=== REQUIRED WORK ===
All of the data that follows is to be written out exactly, with images excluded.

(Component data from apps and pages)
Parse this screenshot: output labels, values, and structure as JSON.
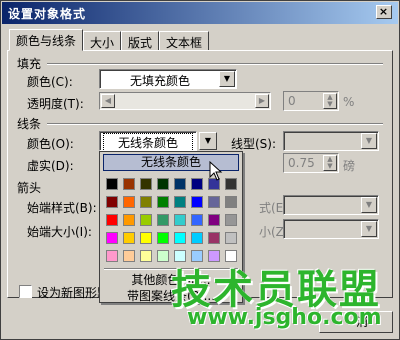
{
  "dialog": {
    "title": "设置对象格式",
    "close_label": "×"
  },
  "tabs": [
    {
      "label": "颜色与线条",
      "active": true
    },
    {
      "label": "大小",
      "active": false
    },
    {
      "label": "版式",
      "active": false
    },
    {
      "label": "文本框",
      "active": false
    }
  ],
  "fill": {
    "section": "填充",
    "color_label": "颜色(C):",
    "color_value": "无填充颜色",
    "transparency_label": "透明度(T):",
    "transparency_value": "0",
    "transparency_unit": "%"
  },
  "line": {
    "section": "线条",
    "color_label": "颜色(O):",
    "color_value": "无线条颜色",
    "style_label": "线型(S):",
    "dash_label": "虚实(D):",
    "weight_value": "0.75",
    "weight_unit": "磅"
  },
  "arrows": {
    "section": "箭头",
    "begin_style_label": "始端样式(B):",
    "begin_size_label": "始端大小(I):",
    "end_style_label": "式(E):",
    "end_size_label": "小(Z):"
  },
  "default_checkbox_label": "设为新图形默",
  "cancel_label": "消",
  "color_popup": {
    "no_color": "无线条颜色",
    "more_colors": "其他颜色(M)...",
    "patterned_lines": "带图案线条(P)...",
    "swatches": [
      [
        "#000000",
        "#993300",
        "#333300",
        "#003300",
        "#003366",
        "#000080",
        "#333399",
        "#333333"
      ],
      [
        "#800000",
        "#ff6600",
        "#808000",
        "#008000",
        "#008080",
        "#0000ff",
        "#666699",
        "#808080"
      ],
      [
        "#ff0000",
        "#ff9900",
        "#99cc00",
        "#339966",
        "#33cccc",
        "#3366ff",
        "#800080",
        "#969696"
      ],
      [
        "#ff00ff",
        "#ffcc00",
        "#ffff00",
        "#00ff00",
        "#00ffff",
        "#00ccff",
        "#993366",
        "#c0c0c0"
      ],
      [
        "#ff99cc",
        "#ffcc99",
        "#ffff99",
        "#ccffcc",
        "#ccffff",
        "#99ccff",
        "#cc99ff",
        "#ffffff"
      ]
    ]
  },
  "watermark": {
    "text": "技术员联盟",
    "url": "www.jsgho.com"
  }
}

=== EXERCISE SOLUTION ===
Parse this screenshot: output labels, values, and structure as JSON.
{
  "dialog": {
    "title": "设置对象格式",
    "close_label": "×"
  },
  "tabs": [
    {
      "label": "颜色与线条",
      "active": true
    },
    {
      "label": "大小",
      "active": false
    },
    {
      "label": "版式",
      "active": false
    },
    {
      "label": "文本框",
      "active": false
    }
  ],
  "fill": {
    "section": "填充",
    "color_label": "颜色(C):",
    "color_value": "无填充颜色",
    "transparency_label": "透明度(T):",
    "transparency_value": "0",
    "transparency_unit": "%"
  },
  "line": {
    "section": "线条",
    "color_label": "颜色(O):",
    "color_value": "无线条颜色",
    "style_label": "线型(S):",
    "dash_label": "虚实(D):",
    "weight_value": "0.75",
    "weight_unit": "磅"
  },
  "arrows": {
    "section": "箭头",
    "begin_style_label": "始端样式(B):",
    "begin_size_label": "始端大小(I):",
    "end_style_label": "式(E):",
    "end_size_label": "小(Z):"
  },
  "default_checkbox_label": "设为新图形默",
  "cancel_label": "消",
  "color_popup": {
    "no_color": "无线条颜色",
    "more_colors": "其他颜色(M)...",
    "patterned_lines": "带图案线条(P)...",
    "swatches": [
      [
        "#000000",
        "#993300",
        "#333300",
        "#003300",
        "#003366",
        "#000080",
        "#333399",
        "#333333"
      ],
      [
        "#800000",
        "#ff6600",
        "#808000",
        "#008000",
        "#008080",
        "#0000ff",
        "#666699",
        "#808080"
      ],
      [
        "#ff0000",
        "#ff9900",
        "#99cc00",
        "#339966",
        "#33cccc",
        "#3366ff",
        "#800080",
        "#969696"
      ],
      [
        "#ff00ff",
        "#ffcc00",
        "#ffff00",
        "#00ff00",
        "#00ffff",
        "#00ccff",
        "#993366",
        "#c0c0c0"
      ],
      [
        "#ff99cc",
        "#ffcc99",
        "#ffff99",
        "#ccffcc",
        "#ccffff",
        "#99ccff",
        "#cc99ff",
        "#ffffff"
      ]
    ]
  },
  "watermark": {
    "text": "技术员联盟",
    "url": "www.jsgho.com"
  }
}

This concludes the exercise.